(EXERCISE): Check every line of the material below for the string "Croquis", and return the ones that have it.

(WORKING DATA):
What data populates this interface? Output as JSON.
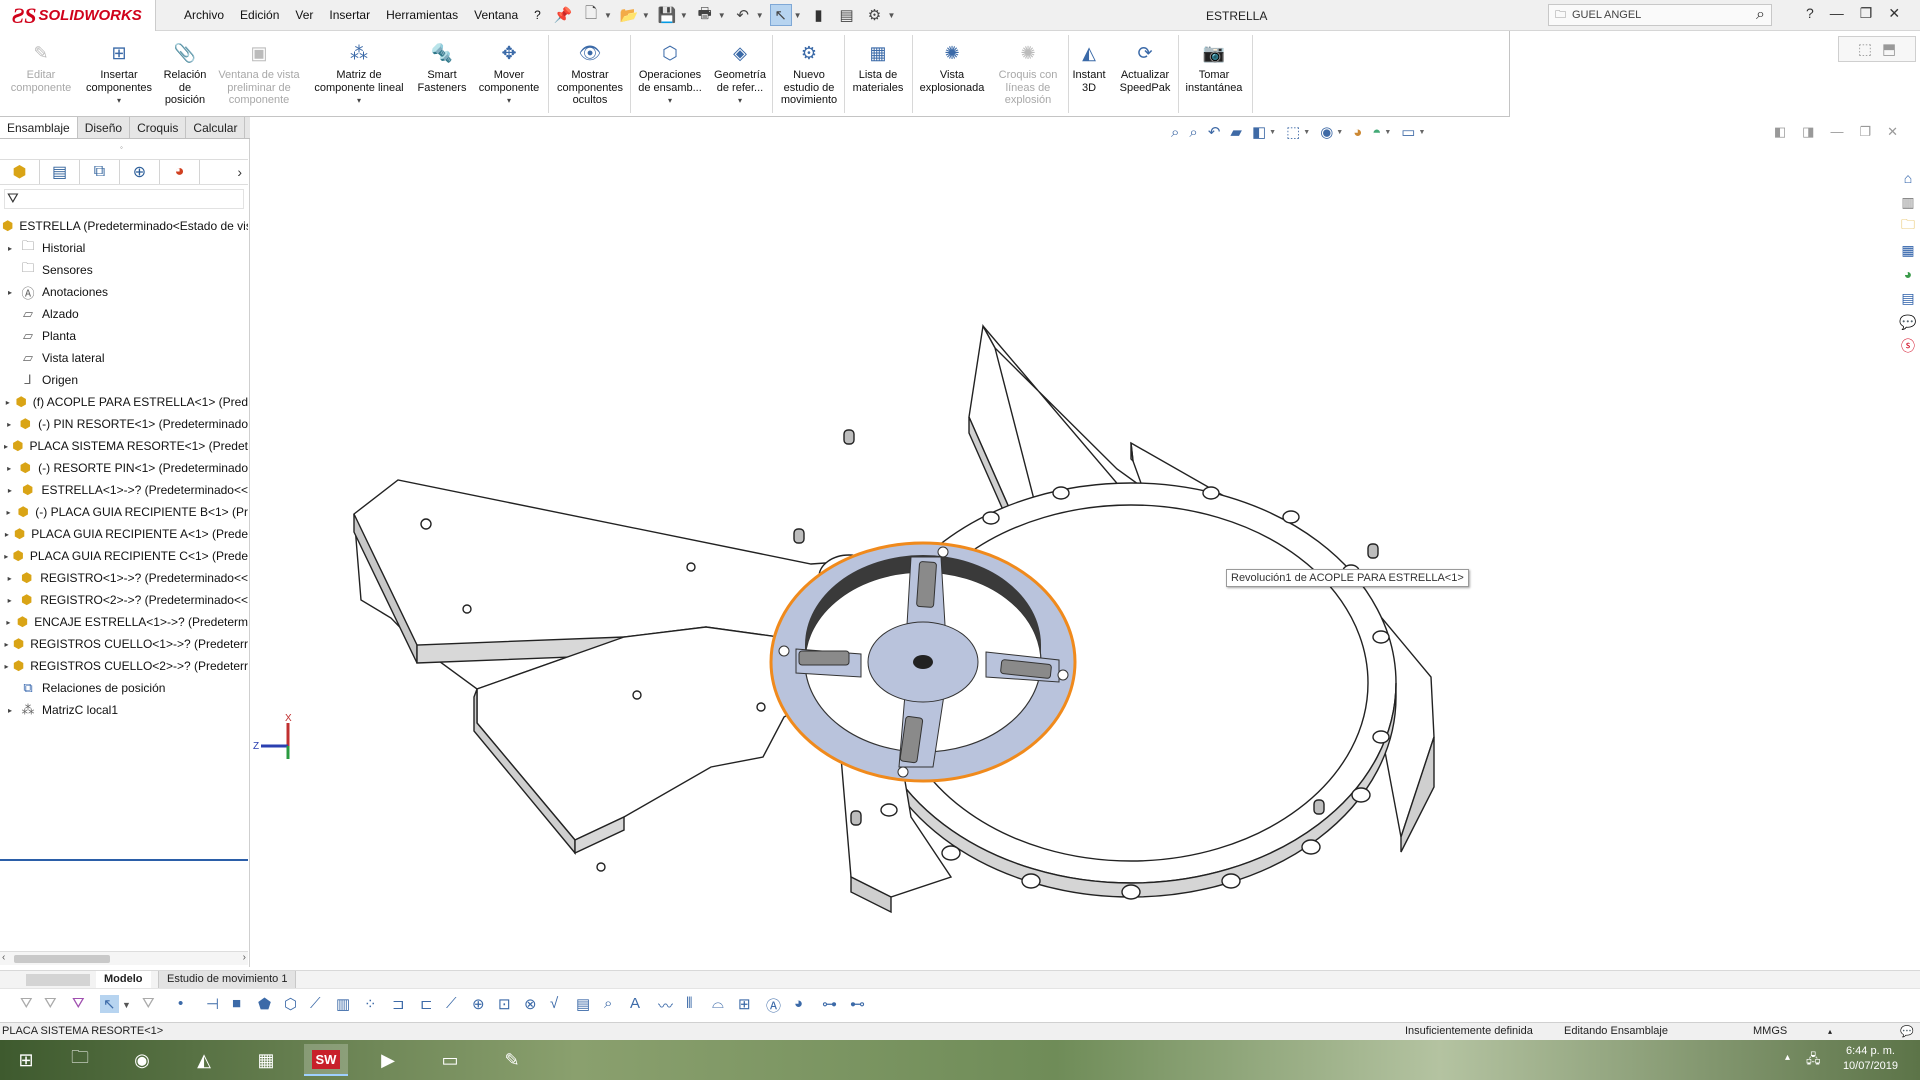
{
  "app": {
    "brand": "SOLIDWORKS",
    "document_title": "ESTRELLA",
    "user_search": "GUEL ANGEL",
    "help": "?"
  },
  "menu": [
    "Archivo",
    "Edición",
    "Ver",
    "Insertar",
    "Herramientas",
    "Ventana",
    "?"
  ],
  "ribbon": {
    "items": [
      {
        "label": "Editar\ncomponente",
        "icon": "edit-component-icon",
        "enabled": false
      },
      {
        "label": "Insertar\ncomponentes",
        "icon": "insert-components-icon",
        "enabled": true
      },
      {
        "label": "Relación\nde\nposición",
        "icon": "mate-icon",
        "enabled": true
      },
      {
        "label": "Ventana de vista\npreliminar de\ncomponente",
        "icon": "preview-window-icon",
        "enabled": false
      },
      {
        "label": "Matriz de\ncomponente lineal",
        "icon": "linear-pattern-icon",
        "enabled": true
      },
      {
        "label": "Smart\nFasteners",
        "icon": "smart-fasteners-icon",
        "enabled": true
      },
      {
        "label": "Mover\ncomponente",
        "icon": "move-component-icon",
        "enabled": true
      },
      {
        "label": "Mostrar\ncomponentes\nocultos",
        "icon": "show-hidden-icon",
        "enabled": true
      },
      {
        "label": "Operaciones\nde ensamb...",
        "icon": "assembly-features-icon",
        "enabled": true
      },
      {
        "label": "Geometría\nde refer...",
        "icon": "reference-geometry-icon",
        "enabled": true
      },
      {
        "label": "Nuevo\nestudio de\nmovimiento",
        "icon": "motion-study-icon",
        "enabled": true
      },
      {
        "label": "Lista de\nmateriales",
        "icon": "bom-icon",
        "enabled": true
      },
      {
        "label": "Vista\nexplosionada",
        "icon": "exploded-view-icon",
        "enabled": true
      },
      {
        "label": "Croquis con\nlíneas de\nexplosión",
        "icon": "explode-line-sketch-icon",
        "enabled": false
      },
      {
        "label": "Instant\n3D",
        "icon": "instant3d-icon",
        "enabled": true
      },
      {
        "label": "Actualizar\nSpeedPak",
        "icon": "speedpak-icon",
        "enabled": true
      },
      {
        "label": "Tomar\ninstantánea",
        "icon": "snapshot-icon",
        "enabled": true
      }
    ]
  },
  "command_tabs": [
    "Ensamblaje",
    "Diseño",
    "Croquis",
    "Calcular"
  ],
  "feature_tree": {
    "root": "ESTRELLA  (Predeterminado<Estado de vis",
    "items": [
      {
        "label": "Historial",
        "icon": "history-folder-icon",
        "expand": true
      },
      {
        "label": "Sensores",
        "icon": "sensors-folder-icon",
        "expand": false
      },
      {
        "label": "Anotaciones",
        "icon": "annotations-folder-icon",
        "expand": true
      },
      {
        "label": "Alzado",
        "icon": "plane-icon",
        "expand": false
      },
      {
        "label": "Planta",
        "icon": "plane-icon",
        "expand": false
      },
      {
        "label": "Vista lateral",
        "icon": "plane-icon",
        "expand": false
      },
      {
        "label": "Origen",
        "icon": "origin-icon",
        "expand": false
      },
      {
        "label": "(f) ACOPLE PARA ESTRELLA<1> (Pred",
        "icon": "part-icon",
        "expand": true
      },
      {
        "label": "(-) PIN RESORTE<1> (Predeterminado",
        "icon": "part-icon",
        "expand": true
      },
      {
        "label": "PLACA SISTEMA RESORTE<1> (Predet",
        "icon": "part-icon",
        "expand": true
      },
      {
        "label": "(-) RESORTE PIN<1> (Predeterminado",
        "icon": "part-icon",
        "expand": true
      },
      {
        "label": "ESTRELLA<1>->? (Predeterminado<<",
        "icon": "part-icon",
        "expand": true
      },
      {
        "label": "(-) PLACA GUIA RECIPIENTE B<1> (Pr",
        "icon": "part-icon",
        "expand": true
      },
      {
        "label": "PLACA GUIA RECIPIENTE A<1> (Prede",
        "icon": "part-icon",
        "expand": true
      },
      {
        "label": "PLACA GUIA RECIPIENTE C<1> (Prede",
        "icon": "part-icon",
        "expand": true
      },
      {
        "label": "REGISTRO<1>->? (Predeterminado<<",
        "icon": "part-icon",
        "expand": true
      },
      {
        "label": "REGISTRO<2>->? (Predeterminado<<",
        "icon": "part-icon",
        "expand": true
      },
      {
        "label": "ENCAJE ESTRELLA<1>->? (Predeterm",
        "icon": "part-icon",
        "expand": true
      },
      {
        "label": "REGISTROS CUELLO<1>->? (Predeterr",
        "icon": "part-icon",
        "expand": true
      },
      {
        "label": "REGISTROS CUELLO<2>->? (Predeterr",
        "icon": "part-icon",
        "expand": true
      },
      {
        "label": "Relaciones de posición",
        "icon": "mates-folder-icon",
        "expand": false
      },
      {
        "label": "MatrizC local1",
        "icon": "pattern-icon",
        "expand": true
      }
    ]
  },
  "viewport": {
    "tooltip": "Revolución1 de ACOPLE PARA ESTRELLA<1>",
    "triad": {
      "x": "X",
      "z": "Z"
    }
  },
  "bottom_tabs": [
    "Modelo",
    "Estudio de movimiento 1"
  ],
  "status": {
    "selection": "PLACA SISTEMA RESORTE<1>",
    "definition": "Insuficientemente definida",
    "mode": "Editando Ensamblaje",
    "units": "MMGS"
  },
  "clock": {
    "time": "6:44 p. m.",
    "date": "10/07/2019"
  },
  "colors": {
    "brand_red": "#d0021b",
    "selection_orange": "#f08a1c",
    "highlight_fill": "#b9c3dc",
    "tree_blue": "#2b5ea8"
  }
}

(SOLUTION FOR THIS TASK):
        "label": "Croquis con\nlíneas de\nexplosión",
    "Croquis",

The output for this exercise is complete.